◆ What you will do ◆
Your job is to retype all of the data word for word, leaving every image out.

◆ Given data ◆
--- START ---

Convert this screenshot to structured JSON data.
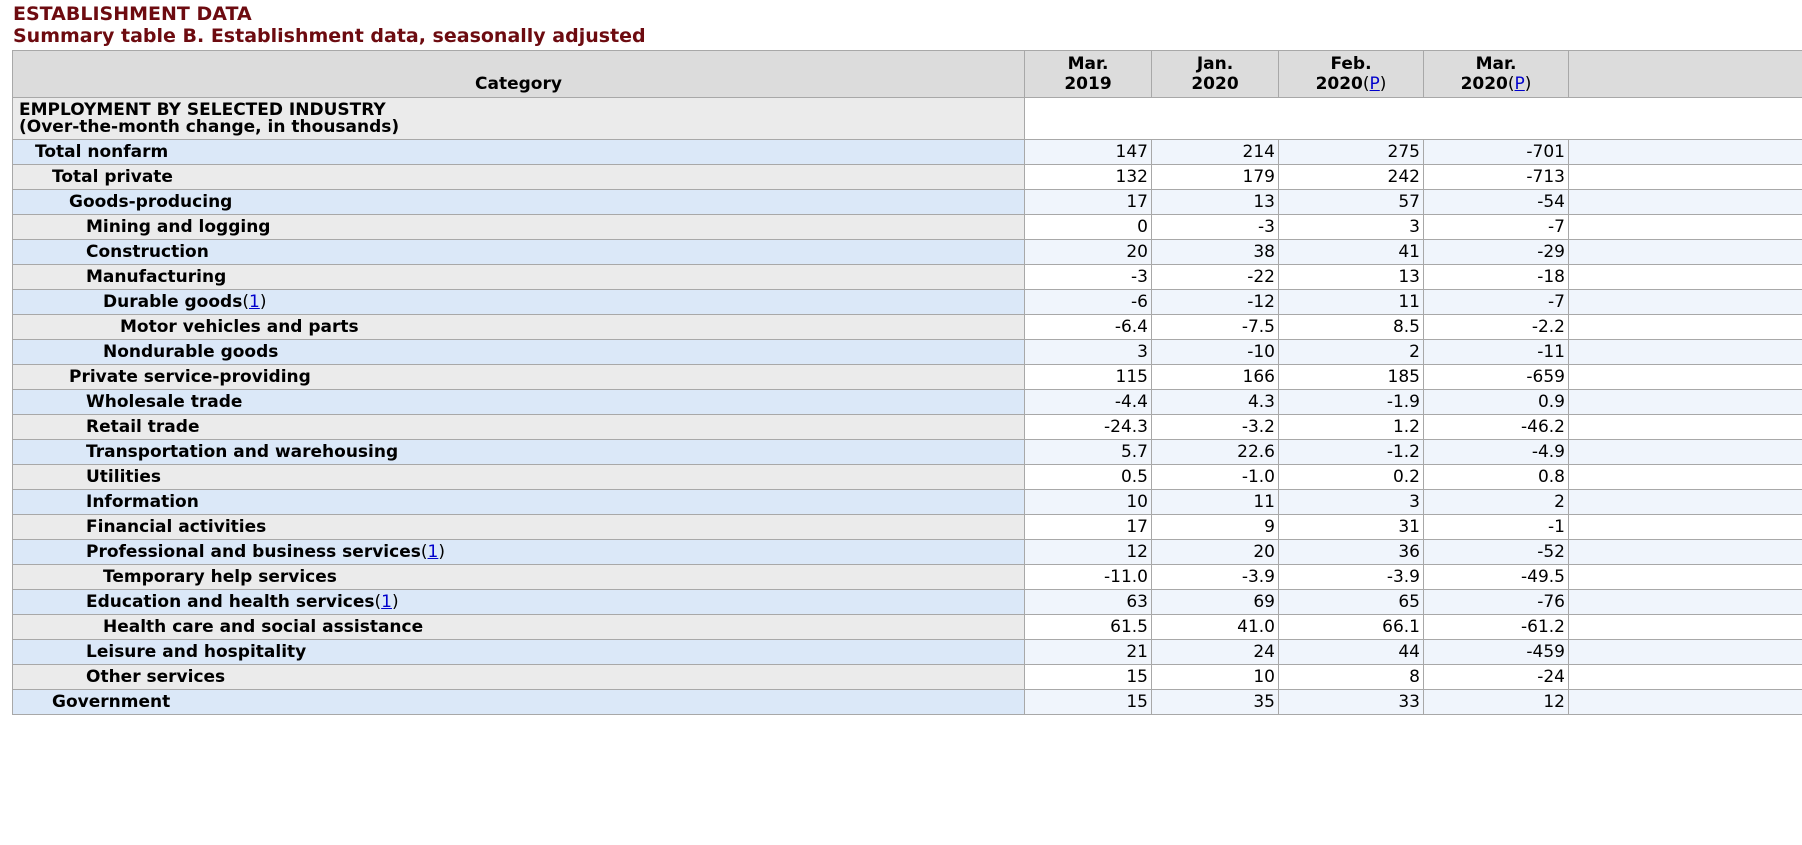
{
  "section_title": "ESTABLISHMENT DATA",
  "table_title": "Summary table B. Establishment data, seasonally adjusted",
  "columns": {
    "category": "Category",
    "c1": {
      "l1": "Mar.",
      "l2": "2019"
    },
    "c2": {
      "l1": "Jan.",
      "l2": "2020"
    },
    "c3": {
      "l1": "Feb.",
      "l2": "2020",
      "fn": "P"
    },
    "c4": {
      "l1": "Mar.",
      "l2": "2020",
      "fn": "P"
    }
  },
  "section": {
    "line1": "EMPLOYMENT BY SELECTED INDUSTRY",
    "line2": "(Over-the-month change, in thousands)"
  },
  "footnote_mark": "1",
  "rows": [
    {
      "label": "Total nonfarm",
      "values": [
        "147",
        "214",
        "275",
        "-701"
      ]
    },
    {
      "label": "Total private",
      "values": [
        "132",
        "179",
        "242",
        "-713"
      ]
    },
    {
      "label": "Goods-producing",
      "values": [
        "17",
        "13",
        "57",
        "-54"
      ]
    },
    {
      "label": "Mining and logging",
      "values": [
        "0",
        "-3",
        "3",
        "-7"
      ]
    },
    {
      "label": "Construction",
      "values": [
        "20",
        "38",
        "41",
        "-29"
      ]
    },
    {
      "label": "Manufacturing",
      "values": [
        "-3",
        "-22",
        "13",
        "-18"
      ]
    },
    {
      "label": "Durable goods",
      "values": [
        "-6",
        "-12",
        "11",
        "-7"
      ]
    },
    {
      "label": "Motor vehicles and parts",
      "values": [
        "-6.4",
        "-7.5",
        "8.5",
        "-2.2"
      ]
    },
    {
      "label": "Nondurable goods",
      "values": [
        "3",
        "-10",
        "2",
        "-11"
      ]
    },
    {
      "label": "Private service-providing",
      "values": [
        "115",
        "166",
        "185",
        "-659"
      ]
    },
    {
      "label": "Wholesale trade",
      "values": [
        "-4.4",
        "4.3",
        "-1.9",
        "0.9"
      ]
    },
    {
      "label": "Retail trade",
      "values": [
        "-24.3",
        "-3.2",
        "1.2",
        "-46.2"
      ]
    },
    {
      "label": "Transportation and warehousing",
      "values": [
        "5.7",
        "22.6",
        "-1.2",
        "-4.9"
      ]
    },
    {
      "label": "Utilities",
      "values": [
        "0.5",
        "-1.0",
        "0.2",
        "0.8"
      ]
    },
    {
      "label": "Information",
      "values": [
        "10",
        "11",
        "3",
        "2"
      ]
    },
    {
      "label": "Financial activities",
      "values": [
        "17",
        "9",
        "31",
        "-1"
      ]
    },
    {
      "label": "Professional and business services",
      "values": [
        "12",
        "20",
        "36",
        "-52"
      ]
    },
    {
      "label": "Temporary help services",
      "values": [
        "-11.0",
        "-3.9",
        "-3.9",
        "-49.5"
      ]
    },
    {
      "label": "Education and health services",
      "values": [
        "63",
        "69",
        "65",
        "-76"
      ]
    },
    {
      "label": "Health care and social assistance",
      "values": [
        "61.5",
        "41.0",
        "66.1",
        "-61.2"
      ]
    },
    {
      "label": "Leisure and hospitality",
      "values": [
        "21",
        "24",
        "44",
        "-459"
      ]
    },
    {
      "label": "Other services",
      "values": [
        "15",
        "10",
        "8",
        "-24"
      ]
    },
    {
      "label": "Government",
      "values": [
        "15",
        "35",
        "33",
        "12"
      ]
    }
  ]
}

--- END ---

◆ Solution for this task ◆
Convert this screenshot to structured JSON data.
{
  "section_title": "ESTABLISHMENT DATA",
  "table_title": "Summary table B. Establishment data, seasonally adjusted",
  "columns": {
    "category": "Category",
    "c1": {
      "l1": "Mar.",
      "l2": "2019"
    },
    "c2": {
      "l1": "Jan.",
      "l2": "2020"
    },
    "c3": {
      "l1": "Feb.",
      "l2": "2020",
      "fn": "P"
    },
    "c4": {
      "l1": "Mar.",
      "l2": "2020",
      "fn": "P"
    }
  },
  "section": {
    "line1": "EMPLOYMENT BY SELECTED INDUSTRY",
    "line2": "(Over-the-month change, in thousands)"
  },
  "footnote_mark": "1",
  "rows": [
    {
      "label": "Total nonfarm",
      "values": [
        "147",
        "214",
        "275",
        "-701"
      ]
    },
    {
      "label": "Total private",
      "values": [
        "132",
        "179",
        "242",
        "-713"
      ]
    },
    {
      "label": "Goods-producing",
      "values": [
        "17",
        "13",
        "57",
        "-54"
      ]
    },
    {
      "label": "Mining and logging",
      "values": [
        "0",
        "-3",
        "3",
        "-7"
      ]
    },
    {
      "label": "Construction",
      "values": [
        "20",
        "38",
        "41",
        "-29"
      ]
    },
    {
      "label": "Manufacturing",
      "values": [
        "-3",
        "-22",
        "13",
        "-18"
      ]
    },
    {
      "label": "Durable goods",
      "values": [
        "-6",
        "-12",
        "11",
        "-7"
      ]
    },
    {
      "label": "Motor vehicles and parts",
      "values": [
        "-6.4",
        "-7.5",
        "8.5",
        "-2.2"
      ]
    },
    {
      "label": "Nondurable goods",
      "values": [
        "3",
        "-10",
        "2",
        "-11"
      ]
    },
    {
      "label": "Private service-providing",
      "values": [
        "115",
        "166",
        "185",
        "-659"
      ]
    },
    {
      "label": "Wholesale trade",
      "values": [
        "-4.4",
        "4.3",
        "-1.9",
        "0.9"
      ]
    },
    {
      "label": "Retail trade",
      "values": [
        "-24.3",
        "-3.2",
        "1.2",
        "-46.2"
      ]
    },
    {
      "label": "Transportation and warehousing",
      "values": [
        "5.7",
        "22.6",
        "-1.2",
        "-4.9"
      ]
    },
    {
      "label": "Utilities",
      "values": [
        "0.5",
        "-1.0",
        "0.2",
        "0.8"
      ]
    },
    {
      "label": "Information",
      "values": [
        "10",
        "11",
        "3",
        "2"
      ]
    },
    {
      "label": "Financial activities",
      "values": [
        "17",
        "9",
        "31",
        "-1"
      ]
    },
    {
      "label": "Professional and business services",
      "values": [
        "12",
        "20",
        "36",
        "-52"
      ]
    },
    {
      "label": "Temporary help services",
      "values": [
        "-11.0",
        "-3.9",
        "-3.9",
        "-49.5"
      ]
    },
    {
      "label": "Education and health services",
      "values": [
        "63",
        "69",
        "65",
        "-76"
      ]
    },
    {
      "label": "Health care and social assistance",
      "values": [
        "61.5",
        "41.0",
        "66.1",
        "-61.2"
      ]
    },
    {
      "label": "Leisure and hospitality",
      "values": [
        "21",
        "24",
        "44",
        "-459"
      ]
    },
    {
      "label": "Other services",
      "values": [
        "15",
        "10",
        "8",
        "-24"
      ]
    },
    {
      "label": "Government",
      "values": [
        "15",
        "35",
        "33",
        "12"
      ]
    }
  ]
}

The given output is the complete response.